Less than 10 percent of all cancers develop because of a gene change, or mutation, that is passed down in a family. People with a change in one of these genes have a hereditary cancer syndrome and a higher chance of getting certain cancers.
The Hereditary Cancer Clinic evaluates and counsels patients with a family risk of cancer. Our doctors, genetic counselors and nurse practitioner are specially trained in cancer genetics.
We recommend an initial evaluation if you or a family member:
- Were diagnosed with cancer at a younger-than-average age
- Have multiple relatives with the same cancer type
- Have multiple cancers in a single person
- Were diagnosed with certain rare cancers (such as male breast cancer, sarcoma or others)
- Were diagnosed with certain benign growths or tumors (such as pheochromocytoma or others)
- Have a known mutation (positive genetic test) for a gene that puts you at high risk for cancer
Hereditary Cancer Testing and Counseling: Why Choose Vanderbilt
- Cancer genetic counseling is the best way to understand your risk or your family’s risk of hereditary cancer.

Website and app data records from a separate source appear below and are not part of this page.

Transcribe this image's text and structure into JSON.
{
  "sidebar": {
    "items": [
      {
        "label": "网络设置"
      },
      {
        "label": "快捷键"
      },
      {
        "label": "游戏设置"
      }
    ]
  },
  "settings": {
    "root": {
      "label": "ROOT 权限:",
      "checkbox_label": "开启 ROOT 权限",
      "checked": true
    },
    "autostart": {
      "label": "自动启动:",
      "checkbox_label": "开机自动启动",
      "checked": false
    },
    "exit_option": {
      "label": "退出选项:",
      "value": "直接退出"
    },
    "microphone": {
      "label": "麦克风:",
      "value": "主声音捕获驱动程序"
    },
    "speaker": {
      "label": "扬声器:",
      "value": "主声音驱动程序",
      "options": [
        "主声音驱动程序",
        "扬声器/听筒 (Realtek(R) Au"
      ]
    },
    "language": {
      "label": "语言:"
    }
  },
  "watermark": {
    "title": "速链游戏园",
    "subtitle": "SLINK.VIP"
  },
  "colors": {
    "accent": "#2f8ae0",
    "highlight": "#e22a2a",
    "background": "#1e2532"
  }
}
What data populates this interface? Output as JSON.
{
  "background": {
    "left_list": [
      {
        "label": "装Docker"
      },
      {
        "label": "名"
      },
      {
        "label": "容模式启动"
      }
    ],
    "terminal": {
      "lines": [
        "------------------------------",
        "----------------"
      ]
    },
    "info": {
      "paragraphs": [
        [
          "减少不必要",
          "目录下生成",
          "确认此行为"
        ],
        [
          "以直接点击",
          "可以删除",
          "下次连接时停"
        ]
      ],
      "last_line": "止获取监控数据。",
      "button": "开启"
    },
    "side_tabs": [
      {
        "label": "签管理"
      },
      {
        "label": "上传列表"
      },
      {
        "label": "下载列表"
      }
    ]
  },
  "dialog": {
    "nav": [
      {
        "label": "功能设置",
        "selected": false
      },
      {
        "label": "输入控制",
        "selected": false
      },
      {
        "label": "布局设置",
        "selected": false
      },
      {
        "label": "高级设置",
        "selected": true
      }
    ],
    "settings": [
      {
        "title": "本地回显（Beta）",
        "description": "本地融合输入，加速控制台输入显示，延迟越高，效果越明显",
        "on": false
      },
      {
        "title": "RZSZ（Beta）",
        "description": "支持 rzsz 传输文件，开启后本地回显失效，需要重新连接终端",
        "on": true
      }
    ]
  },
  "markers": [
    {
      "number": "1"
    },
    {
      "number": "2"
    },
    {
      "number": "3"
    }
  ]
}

We can help you identify who has an increased risk of cancer and may need a screening plan.
- Our clinic is part of Vanderbilt’s Clinical and Translational Hereditary Cancer Program, which offers innovative research, patient care and education in the field of hereditary cancer genetics.
- Your evaluation will be personal and focused on you – your health, your family history and the cancer risk testing that makes sense for you.
- Your first appointment will be by phone, for convenience.
- If genetic testing is recommended, we’ll help you determine insurance coverage.
- We work closely with other Vanderbilt specialists in Women’s Health, Vanderbilt Breast Center and Vanderbilt-Ingram Cancer Center.
About Genetic Testing
Genetic testing is available for several genes known to cause hereditary cancer syndromes. Genetic testing can:
- Help your medical team make decisions about your care, such as cancer screenings or prevention options, if you carry a specific gene mutation
- Provide cancer risk information for you and other family members
Genetic testing is usually done with a small blood sample. Sometimes, a mouth rinse sample can be used instead of blood.
If possible, genetic testing should be started in a person who has had cancer. A family member with cancer has the highest chance of having a gene mutation. If testing a family member with cancer is not possible, testing can be started in a person without cancer.
Hereditary Cancer Clinic Services
- Individual consultations and evaluations
- Genetic risk testing
- Education on genetic cancer risk
- Risk reduction planning
- Patient and family resources